LON proteases, which are ATP-dependent and exhibit ATPase activity, are found in bacteria, yeast, and humans. In Escherichia coli, LON is known to regulate gene expression by targeting specific regulatory proteins for degradation. The yeast and human LON proteins are encoded in the nucleus but localize to the mitochondrial matrix. In yeast, LON has been(More)
The natural product withaferin A (WFA) exhibits antitumor and antiangiogenesis activity in vivo, which results from this drug's potent growth inhibitory activities. Here, we show that WFA binds to the intermediate filament (IF) protein, vimentin, by covalently modifying its cysteine residue, which is present in the highly conserved alpha-helical coiled coil(More)
PURPOSE To review the clinical, epidemiologic, and biological features of infection with the human immunodeficiency virus type 2 (HIV-2). DATA IDENTIFICATION Studies published since 1981 identified from MEDLINE searches, articles accumulated by the author, bibliographies of identified articles, and discussions with other investigators. STUDY SELECTION(More)
DEK is a nuclear phosphoprotein implicated in oncogenesis and autoimmunity and a major component of metazoan chromatin. The intracellular cues that control the binding of DEK to DNA and its pleiotropic functions in DNA- and RNA-dependent processes have remained mainly elusive so far. Our recent finding that the phosphorylation status of DEK is altered(More)
Chemokines play critical roles in HIV-1 infection, serving both to modulate viral replication and to recruit target cells to sites of infection. Interferon-gamma-inducible protein 10 (IP-10/CXCL10) is a C-X-C chemokine that acts specifically upon activated T cells and macrophages and attracts T cells into the cerebrospinal fluid (CSF) in HIV-associated(More)
The viral replication rate in patients infected with human immunodeficiency virus type 1 (HIV-1) is controlled in part by regulation of the transcription of viral genes. The rate of transcription is determined by a complex interplay between cellular and viral proteins and the promoter elements found in the long terminal repeats. Protein phosphatase 2A(More)

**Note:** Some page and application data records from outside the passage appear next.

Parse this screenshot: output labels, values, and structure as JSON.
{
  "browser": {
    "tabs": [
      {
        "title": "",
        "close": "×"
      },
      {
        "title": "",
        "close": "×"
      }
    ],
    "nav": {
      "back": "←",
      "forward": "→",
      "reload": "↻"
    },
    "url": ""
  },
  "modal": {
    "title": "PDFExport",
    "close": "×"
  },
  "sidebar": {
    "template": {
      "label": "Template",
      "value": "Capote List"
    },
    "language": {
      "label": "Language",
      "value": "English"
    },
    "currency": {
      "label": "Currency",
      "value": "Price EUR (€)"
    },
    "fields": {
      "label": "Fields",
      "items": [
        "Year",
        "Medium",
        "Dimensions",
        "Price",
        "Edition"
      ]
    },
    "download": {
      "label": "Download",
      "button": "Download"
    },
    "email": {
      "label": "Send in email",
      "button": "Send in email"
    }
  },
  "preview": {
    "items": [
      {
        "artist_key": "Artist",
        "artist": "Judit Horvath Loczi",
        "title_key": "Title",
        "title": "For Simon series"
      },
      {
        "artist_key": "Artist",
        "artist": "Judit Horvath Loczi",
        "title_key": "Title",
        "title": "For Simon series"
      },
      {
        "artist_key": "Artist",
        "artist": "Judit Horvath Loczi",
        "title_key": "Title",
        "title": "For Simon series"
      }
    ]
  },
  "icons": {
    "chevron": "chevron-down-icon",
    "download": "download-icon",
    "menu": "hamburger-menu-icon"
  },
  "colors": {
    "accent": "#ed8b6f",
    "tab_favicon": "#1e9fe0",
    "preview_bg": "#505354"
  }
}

The product of the dek oncogene is the 43-kDa DEK nuclear protein. DEK was first identified in a fusion with the CAN nucleoporin protein in a specific subtype of acute myelogenous leukemia. DEK has also been shown to be an autoantigen in patients with pauciarticular onset juvenile rheumatoid arthritis. Further, the last 65 amino acids of DEK can partially(More)